Reproduce the data that follows precisely.

Segment Start: PROVIDED DATA

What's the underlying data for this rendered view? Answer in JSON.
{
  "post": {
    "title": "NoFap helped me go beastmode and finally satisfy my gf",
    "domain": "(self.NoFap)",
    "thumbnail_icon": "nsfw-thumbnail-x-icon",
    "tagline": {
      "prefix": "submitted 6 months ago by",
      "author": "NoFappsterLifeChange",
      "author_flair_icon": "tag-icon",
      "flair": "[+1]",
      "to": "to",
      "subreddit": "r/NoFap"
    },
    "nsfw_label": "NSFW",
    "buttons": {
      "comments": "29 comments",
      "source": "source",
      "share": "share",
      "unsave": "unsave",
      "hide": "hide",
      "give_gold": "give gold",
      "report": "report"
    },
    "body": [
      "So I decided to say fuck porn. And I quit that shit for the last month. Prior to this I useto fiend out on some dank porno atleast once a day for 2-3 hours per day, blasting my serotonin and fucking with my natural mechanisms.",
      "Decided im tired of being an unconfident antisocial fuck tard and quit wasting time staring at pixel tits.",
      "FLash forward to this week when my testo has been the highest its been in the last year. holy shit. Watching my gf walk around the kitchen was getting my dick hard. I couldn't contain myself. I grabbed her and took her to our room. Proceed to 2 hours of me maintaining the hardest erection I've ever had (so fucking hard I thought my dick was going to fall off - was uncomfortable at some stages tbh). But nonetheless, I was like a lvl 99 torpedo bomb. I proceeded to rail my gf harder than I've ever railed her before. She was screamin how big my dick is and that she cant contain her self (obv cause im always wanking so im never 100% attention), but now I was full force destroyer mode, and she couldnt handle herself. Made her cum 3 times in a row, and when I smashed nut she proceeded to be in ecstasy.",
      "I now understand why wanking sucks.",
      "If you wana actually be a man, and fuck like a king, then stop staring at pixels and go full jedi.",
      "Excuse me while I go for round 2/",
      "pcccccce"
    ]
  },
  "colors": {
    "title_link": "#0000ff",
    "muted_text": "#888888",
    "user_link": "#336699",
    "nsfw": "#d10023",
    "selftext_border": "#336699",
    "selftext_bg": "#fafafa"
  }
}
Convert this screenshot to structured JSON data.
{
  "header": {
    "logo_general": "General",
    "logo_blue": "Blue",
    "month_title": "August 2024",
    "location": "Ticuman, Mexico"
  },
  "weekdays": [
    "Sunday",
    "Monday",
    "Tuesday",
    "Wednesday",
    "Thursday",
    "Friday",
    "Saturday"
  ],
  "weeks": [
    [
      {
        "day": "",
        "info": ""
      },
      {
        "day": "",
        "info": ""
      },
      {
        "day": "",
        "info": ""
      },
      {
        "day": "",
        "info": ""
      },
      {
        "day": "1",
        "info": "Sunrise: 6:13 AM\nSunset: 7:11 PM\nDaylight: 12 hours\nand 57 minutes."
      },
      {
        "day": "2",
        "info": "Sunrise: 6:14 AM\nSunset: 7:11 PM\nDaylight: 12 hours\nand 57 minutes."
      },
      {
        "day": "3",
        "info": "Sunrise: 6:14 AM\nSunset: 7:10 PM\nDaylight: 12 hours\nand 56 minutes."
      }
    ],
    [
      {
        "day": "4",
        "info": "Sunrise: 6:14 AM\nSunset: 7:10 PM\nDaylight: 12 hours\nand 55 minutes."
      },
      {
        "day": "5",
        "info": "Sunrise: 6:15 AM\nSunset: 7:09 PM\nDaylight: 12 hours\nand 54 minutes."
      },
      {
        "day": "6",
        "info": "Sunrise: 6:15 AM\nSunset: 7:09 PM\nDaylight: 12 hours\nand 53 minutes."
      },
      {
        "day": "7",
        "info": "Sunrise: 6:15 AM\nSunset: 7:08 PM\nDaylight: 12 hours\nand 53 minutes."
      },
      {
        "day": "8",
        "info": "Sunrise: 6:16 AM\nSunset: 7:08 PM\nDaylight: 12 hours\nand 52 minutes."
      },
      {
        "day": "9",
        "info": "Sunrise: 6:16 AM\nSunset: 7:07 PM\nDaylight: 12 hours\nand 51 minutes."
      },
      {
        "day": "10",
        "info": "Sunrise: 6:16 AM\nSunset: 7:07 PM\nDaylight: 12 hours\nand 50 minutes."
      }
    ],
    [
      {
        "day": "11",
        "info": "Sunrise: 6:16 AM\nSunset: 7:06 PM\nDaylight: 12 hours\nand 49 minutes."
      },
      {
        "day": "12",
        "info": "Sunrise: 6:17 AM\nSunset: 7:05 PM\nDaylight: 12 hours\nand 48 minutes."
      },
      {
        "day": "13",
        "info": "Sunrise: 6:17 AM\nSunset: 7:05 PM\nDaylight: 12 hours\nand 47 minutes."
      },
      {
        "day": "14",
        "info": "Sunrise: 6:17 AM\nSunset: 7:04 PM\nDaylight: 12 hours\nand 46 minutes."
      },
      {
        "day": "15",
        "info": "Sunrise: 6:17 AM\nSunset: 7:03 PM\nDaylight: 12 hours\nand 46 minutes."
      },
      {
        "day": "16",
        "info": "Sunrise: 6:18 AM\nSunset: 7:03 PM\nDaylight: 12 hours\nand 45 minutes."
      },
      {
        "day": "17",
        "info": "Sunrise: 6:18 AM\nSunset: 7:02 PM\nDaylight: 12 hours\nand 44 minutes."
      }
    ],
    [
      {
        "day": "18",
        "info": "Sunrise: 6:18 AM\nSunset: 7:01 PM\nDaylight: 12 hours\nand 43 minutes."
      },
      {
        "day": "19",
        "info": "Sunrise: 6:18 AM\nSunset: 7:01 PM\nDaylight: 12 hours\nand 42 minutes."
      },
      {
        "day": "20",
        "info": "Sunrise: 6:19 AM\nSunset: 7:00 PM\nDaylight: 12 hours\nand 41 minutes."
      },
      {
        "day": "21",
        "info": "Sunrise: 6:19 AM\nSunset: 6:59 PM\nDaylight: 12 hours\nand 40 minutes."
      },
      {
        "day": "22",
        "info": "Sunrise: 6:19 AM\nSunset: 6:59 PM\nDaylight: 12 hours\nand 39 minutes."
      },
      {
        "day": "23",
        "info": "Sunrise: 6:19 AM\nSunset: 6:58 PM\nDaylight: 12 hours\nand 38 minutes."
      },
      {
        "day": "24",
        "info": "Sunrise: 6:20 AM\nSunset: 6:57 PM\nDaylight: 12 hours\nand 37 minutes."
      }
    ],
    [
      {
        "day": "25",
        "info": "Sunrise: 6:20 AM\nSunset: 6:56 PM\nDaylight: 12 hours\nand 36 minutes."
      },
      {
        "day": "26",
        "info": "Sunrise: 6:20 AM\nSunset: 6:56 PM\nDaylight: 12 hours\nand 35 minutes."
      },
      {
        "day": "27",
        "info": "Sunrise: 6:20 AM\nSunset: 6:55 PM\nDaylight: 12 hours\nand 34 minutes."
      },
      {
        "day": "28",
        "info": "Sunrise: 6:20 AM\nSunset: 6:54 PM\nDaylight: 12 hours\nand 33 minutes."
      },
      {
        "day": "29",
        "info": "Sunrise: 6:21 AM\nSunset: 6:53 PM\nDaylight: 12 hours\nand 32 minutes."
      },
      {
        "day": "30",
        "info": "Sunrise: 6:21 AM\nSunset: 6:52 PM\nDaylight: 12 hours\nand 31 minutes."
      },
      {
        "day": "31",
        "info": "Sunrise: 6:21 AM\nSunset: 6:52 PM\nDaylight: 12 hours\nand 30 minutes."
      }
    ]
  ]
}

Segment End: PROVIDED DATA

RESULT FOR THIS EXERCISE:
What's the underlying data for this rendered view? Answer in JSON.
{
  "post": {
    "title": "NoFap helped me go beastmode and finally satisfy my gf",
    "domain": "(self.NoFap)",
    "thumbnail_icon": "nsfw-thumbnail-x-icon",
    "tagline": {
      "prefix": "submitted 6 months ago by",
      "author": "NoFappsterLifeChange",
      "author_flair_icon": "tag-icon",
      "flair": "[+1]",
      "to": "to",
      "subreddit": "r/NoFap"
    },
    "nsfw_label": "NSFW",
    "buttons": {
      "comments": "29 comments",
      "source": "source",
      "share": "share",
      "unsave": "unsave",
      "hide": "hide",
      "give_gold": "give gold",
      "report": "report"
    },
    "body": [
      "So I decided to say fuck porn. And I quit that shit for the last month. Prior to this I useto fiend out on some dank porno atleast once a day for 2-3 hours per day, blasting my serotonin and fucking with my natural mechanisms.",
      "Decided im tired of being an unconfident antisocial fuck tard and quit wasting time staring at pixel tits.",
      "FLash forward to this week when my testo has been the highest its been in the last year. holy shit. Watching my gf walk around the kitchen was getting my dick hard. I couldn't contain myself. I grabbed her and took her to our room. Proceed to 2 hours of me maintaining the hardest erection I've ever had (so fucking hard I thought my dick was going to fall off - was uncomfortable at some stages tbh). But nonetheless, I was like a lvl 99 torpedo bomb. I proceeded to rail my gf harder than I've ever railed her before. She was screamin how big my dick is and that she cant contain her self (obv cause im always wanking so im never 100% attention), but now I was full force destroyer mode, and she couldnt handle herself. Made her cum 3 times in a row, and when I smashed nut she proceeded to be in ecstasy.",
      "I now understand why wanking sucks.",
      "If you wana actually be a man, and fuck like a king, then stop staring at pixels and go full jedi.",
      "Excuse me while I go for round 2/",
      "pcccccce"
    ]
  },
  "colors": {
    "title_link": "#0000ff",
    "muted_text": "#888888",
    "user_link": "#336699",
    "nsfw": "#d10023",
    "selftext_border": "#336699",
    "selftext_bg": "#fafafa"
  }
}
Convert this screenshot to structured JSON data.
{
  "header": {
    "logo_general": "General",
    "logo_blue": "Blue",
    "month_title": "August 2024",
    "location": "Ticuman, Mexico"
  },
  "weekdays": [
    "Sunday",
    "Monday",
    "Tuesday",
    "Wednesday",
    "Thursday",
    "Friday",
    "Saturday"
  ],
  "weeks": [
    [
      {
        "day": "",
        "info": ""
      },
      {
        "day": "",
        "info": ""
      },
      {
        "day": "",
        "info": ""
      },
      {
        "day": "",
        "info": ""
      },
      {
        "day": "1",
        "info": "Sunrise: 6:13 AM\nSunset: 7:11 PM\nDaylight: 12 hours\nand 57 minutes."
      },
      {
        "day": "2",
        "info": "Sunrise: 6:14 AM\nSunset: 7:11 PM\nDaylight: 12 hours\nand 57 minutes."
      },
      {
        "day": "3",
        "info": "Sunrise: 6:14 AM\nSunset: 7:10 PM\nDaylight: 12 hours\nand 56 minutes."
      }
    ],
    [
      {
        "day": "4",
        "info": "Sunrise: 6:14 AM\nSunset: 7:10 PM\nDaylight: 12 hours\nand 55 minutes."
      },
      {
        "day": "5",
        "info": "Sunrise: 6:15 AM\nSunset: 7:09 PM\nDaylight: 12 hours\nand 54 minutes."
      },
      {
        "day": "6",
        "info": "Sunrise: 6:15 AM\nSunset: 7:09 PM\nDaylight: 12 hours\nand 53 minutes."
      },
      {
        "day": "7",
        "info": "Sunrise: 6:15 AM\nSunset: 7:08 PM\nDaylight: 12 hours\nand 53 minutes."
      },
      {
        "day": "8",
        "info": "Sunrise: 6:16 AM\nSunset: 7:08 PM\nDaylight: 12 hours\nand 52 minutes."
      },
      {
        "day": "9",
        "info": "Sunrise: 6:16 AM\nSunset: 7:07 PM\nDaylight: 12 hours\nand 51 minutes."
      },
      {
        "day": "10",
        "info": "Sunrise: 6:16 AM\nSunset: 7:07 PM\nDaylight: 12 hours\nand 50 minutes."
      }
    ],
    [
      {
        "day": "11",
        "info": "Sunrise: 6:16 AM\nSunset: 7:06 PM\nDaylight: 12 hours\nand 49 minutes."
      },
      {
        "day": "12",
        "info": "Sunrise: 6:17 AM\nSunset: 7:05 PM\nDaylight: 12 hours\nand 48 minutes."
      },
      {
        "day": "13",
        "info": "Sunrise: 6:17 AM\nSunset: 7:05 PM\nDaylight: 12 hours\nand 47 minutes."
      },
      {
        "day": "14",
        "info": "Sunrise: 6:17 AM\nSunset: 7:04 PM\nDaylight: 12 hours\nand 46 minutes."
      },
      {
        "day": "15",
        "info": "Sunrise: 6:17 AM\nSunset: 7:03 PM\nDaylight: 12 hours\nand 46 minutes."
      },
      {
        "day": "16",
        "info": "Sunrise: 6:18 AM\nSunset: 7:03 PM\nDaylight: 12 hours\nand 45 minutes."
      },
      {
        "day": "17",
        "info": "Sunrise: 6:18 AM\nSunset: 7:02 PM\nDaylight: 12 hours\nand 44 minutes."
      }
    ],
    [
      {
        "day": "18",
        "info": "Sunrise: 6:18 AM\nSunset: 7:01 PM\nDaylight: 12 hours\nand 43 minutes."
      },
      {
        "day": "19",
        "info": "Sunrise: 6:18 AM\nSunset: 7:01 PM\nDaylight: 12 hours\nand 42 minutes."
      },
      {
        "day": "20",
        "info": "Sunrise: 6:19 AM\nSunset: 7:00 PM\nDaylight: 12 hours\nand 41 minutes."
      },
      {
        "day": "21",
        "info": "Sunrise: 6:19 AM\nSunset: 6:59 PM\nDaylight: 12 hours\nand 40 minutes."
      },
      {
        "day": "22",
        "info": "Sunrise: 6:19 AM\nSunset: 6:59 PM\nDaylight: 12 hours\nand 39 minutes."
      },
      {
        "day": "23",
        "info": "Sunrise: 6:19 AM\nSunset: 6:58 PM\nDaylight: 12 hours\nand 38 minutes."
      },
      {
        "day": "24",
        "info": "Sunrise: 6:20 AM\nSunset: 6:57 PM\nDaylight: 12 hours\nand 37 minutes."
      }
    ],
    [
      {
        "day": "25",
        "info": "Sunrise: 6:20 AM\nSunset: 6:56 PM\nDaylight: 12 hours\nand 36 minutes."
      },
      {
        "day": "26",
        "info": "Sunrise: 6:20 AM\nSunset: 6:56 PM\nDaylight: 12 hours\nand 35 minutes."
      },
      {
        "day": "27",
        "info": "Sunrise: 6:20 AM\nSunset: 6:55 PM\nDaylight: 12 hours\nand 34 minutes."
      },
      {
        "day": "28",
        "info": "Sunrise: 6:20 AM\nSunset: 6:54 PM\nDaylight: 12 hours\nand 33 minutes."
      },
      {
        "day": "29",
        "info": "Sunrise: 6:21 AM\nSunset: 6:53 PM\nDaylight: 12 hours\nand 32 minutes."
      },
      {
        "day": "30",
        "info": "Sunrise: 6:21 AM\nSunset: 6:52 PM\nDaylight: 12 hours\nand 31 minutes."
      },
      {
        "day": "31",
        "info": "Sunrise: 6:21 AM\nSunset: 6:52 PM\nDaylight: 12 hours\nand 30 minutes."
      }
    ]
  ]
}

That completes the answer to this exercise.